They often subconsciously respond to relationships and closeness in a perplexing way; while a fearful-avoidant wants a relationship, they also put up walls quickly. When a partner can actually meet their needs, they are triggered by the vulnerability and want to protect themselves. This leads to self-sabotaging behaviors and a deep need/desire to protect themselves. Similar to anxiously attached individuals, they exhibit “protest behaviors” where they sabotage the one thing they are seeking by not returning texts after they finally get the response they were wanting or finding things wrong with their partner just as they’re getting the closeness they wanted. This response is due to fear, so it’s important that fearful-avoidant partners progress a lot slower in a relationship because they don’t trust a good thing when they have it. Rather, they are programmed to believe the worst and are often waiting for and even creating an environment for things to go wrong.

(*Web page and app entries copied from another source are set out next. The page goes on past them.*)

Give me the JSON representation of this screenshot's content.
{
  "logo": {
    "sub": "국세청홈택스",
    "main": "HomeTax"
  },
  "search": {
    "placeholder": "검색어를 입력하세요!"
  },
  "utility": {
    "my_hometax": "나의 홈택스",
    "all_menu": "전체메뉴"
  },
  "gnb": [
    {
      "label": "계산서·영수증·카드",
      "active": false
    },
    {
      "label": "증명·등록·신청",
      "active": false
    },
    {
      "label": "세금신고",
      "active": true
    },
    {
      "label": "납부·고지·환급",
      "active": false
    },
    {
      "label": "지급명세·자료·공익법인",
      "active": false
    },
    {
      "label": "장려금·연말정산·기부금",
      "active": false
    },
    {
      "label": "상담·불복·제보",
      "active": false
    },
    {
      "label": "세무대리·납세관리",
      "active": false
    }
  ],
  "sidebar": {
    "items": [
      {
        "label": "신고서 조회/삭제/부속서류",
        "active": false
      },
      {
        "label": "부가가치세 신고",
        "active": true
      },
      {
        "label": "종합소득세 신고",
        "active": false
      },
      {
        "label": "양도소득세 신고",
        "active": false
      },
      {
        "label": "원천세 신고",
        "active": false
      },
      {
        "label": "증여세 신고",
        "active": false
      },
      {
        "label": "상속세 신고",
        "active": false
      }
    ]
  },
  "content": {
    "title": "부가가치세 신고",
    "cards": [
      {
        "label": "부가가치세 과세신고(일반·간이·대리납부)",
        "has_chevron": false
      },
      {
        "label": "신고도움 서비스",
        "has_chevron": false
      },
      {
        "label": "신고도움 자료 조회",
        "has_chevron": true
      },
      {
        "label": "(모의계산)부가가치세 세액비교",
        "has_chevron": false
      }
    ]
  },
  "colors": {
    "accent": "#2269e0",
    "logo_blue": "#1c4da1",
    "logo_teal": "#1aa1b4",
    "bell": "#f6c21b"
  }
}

Dr. Hick and Dave also talked about how fearful-avoidant attached individuals deal with break-ups. They might have a hard time getting over casual relationships, which often stir up a lot for them internally, and may want to keep people on a “what if” list, after they are able to get some space from them. Similar to avoidantly attached individuals, individuals with this type of attachment style, often reach back out after they have had some time to get distance and re-establish a sense of safety. These attempts to reconnect with the anxiously or securely attached partner, can be confusing to them after being pushed away. In contrast, anxiously attached partners often hold on longer and engage in second-guessing, often with a sense of self-blame and anxiety. For the anxiously attached, distance is anxiety-provoking and it’s comfortable for them to stay attached in their minds.
Overcoming relationship triggers and conflict

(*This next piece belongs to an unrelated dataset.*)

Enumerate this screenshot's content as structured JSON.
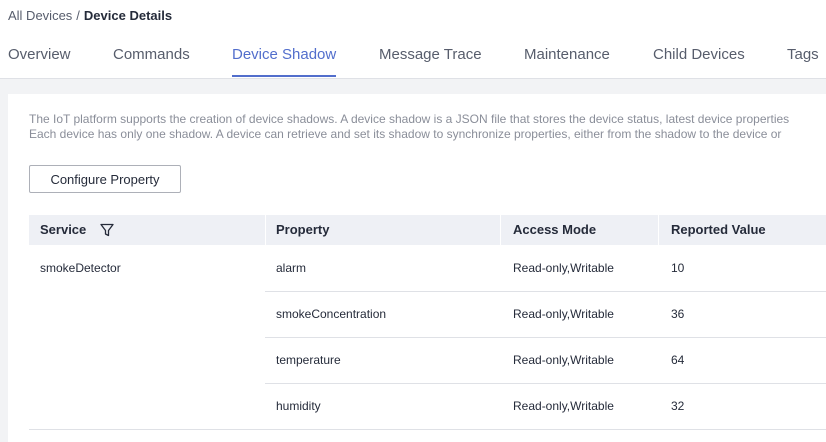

Resolving relationship conflict is possible when partners have a mutual desire to do the work, a high level of personal insight (which can be enhanced through self-work and ongoing therapy), a willingness to learn about themselves, and are receptive to feedback. It’s important to commit to working on your relationship together, understanding your patterns and cycles, and how you might trigger each other. Recognize that just because someone has aligned values, doesn’t mean they are going to communicate effectively with their partner.
So often, conflict is not about the person or situation, but is more about what got triggered in the person’s attachment. If you and your partner are going to fight, know your default reaction based on your attachment, and don’t take every conflict personally. With your partner, create a plan for disagreements so you can come back more regulated. That might look like creating space or creating a container. Remember that when you are in conflict, you are almost always dealing with past wounds, not the present situation. The present is just triggering you and communication becomes very primal when you are in conflict. It’s important to teach your partner what you like or need in a relationship. Don’t assume that they understand how to make you feel loved and appreciated. Don’t assume they know what triggers you.

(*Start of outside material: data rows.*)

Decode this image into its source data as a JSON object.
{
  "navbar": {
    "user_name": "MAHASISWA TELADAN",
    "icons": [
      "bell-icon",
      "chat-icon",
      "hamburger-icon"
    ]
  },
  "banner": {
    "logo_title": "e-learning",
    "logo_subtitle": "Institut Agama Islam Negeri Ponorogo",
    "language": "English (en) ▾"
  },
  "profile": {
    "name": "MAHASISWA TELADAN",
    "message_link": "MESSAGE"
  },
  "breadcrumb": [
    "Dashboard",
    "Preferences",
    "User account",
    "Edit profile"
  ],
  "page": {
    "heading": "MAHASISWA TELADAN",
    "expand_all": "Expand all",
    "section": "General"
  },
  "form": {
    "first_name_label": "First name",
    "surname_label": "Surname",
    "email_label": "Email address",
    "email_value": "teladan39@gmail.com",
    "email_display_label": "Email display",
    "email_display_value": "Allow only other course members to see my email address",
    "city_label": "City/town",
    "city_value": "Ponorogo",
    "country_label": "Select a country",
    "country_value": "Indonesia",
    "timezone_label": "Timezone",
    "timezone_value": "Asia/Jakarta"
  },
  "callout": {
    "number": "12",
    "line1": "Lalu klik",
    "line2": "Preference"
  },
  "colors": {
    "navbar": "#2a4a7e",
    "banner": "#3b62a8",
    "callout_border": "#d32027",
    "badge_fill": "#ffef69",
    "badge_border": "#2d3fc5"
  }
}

Throughout this podcast, you’ll learn more about yourself and your opportunities for growth within a relationship, including with yourself. Dr. Kristen Hick serves clients in her Denver office, Center for Shared Insight, and supports clients on their journey of self-discovery, including improving their relationships and better understanding their attachment style.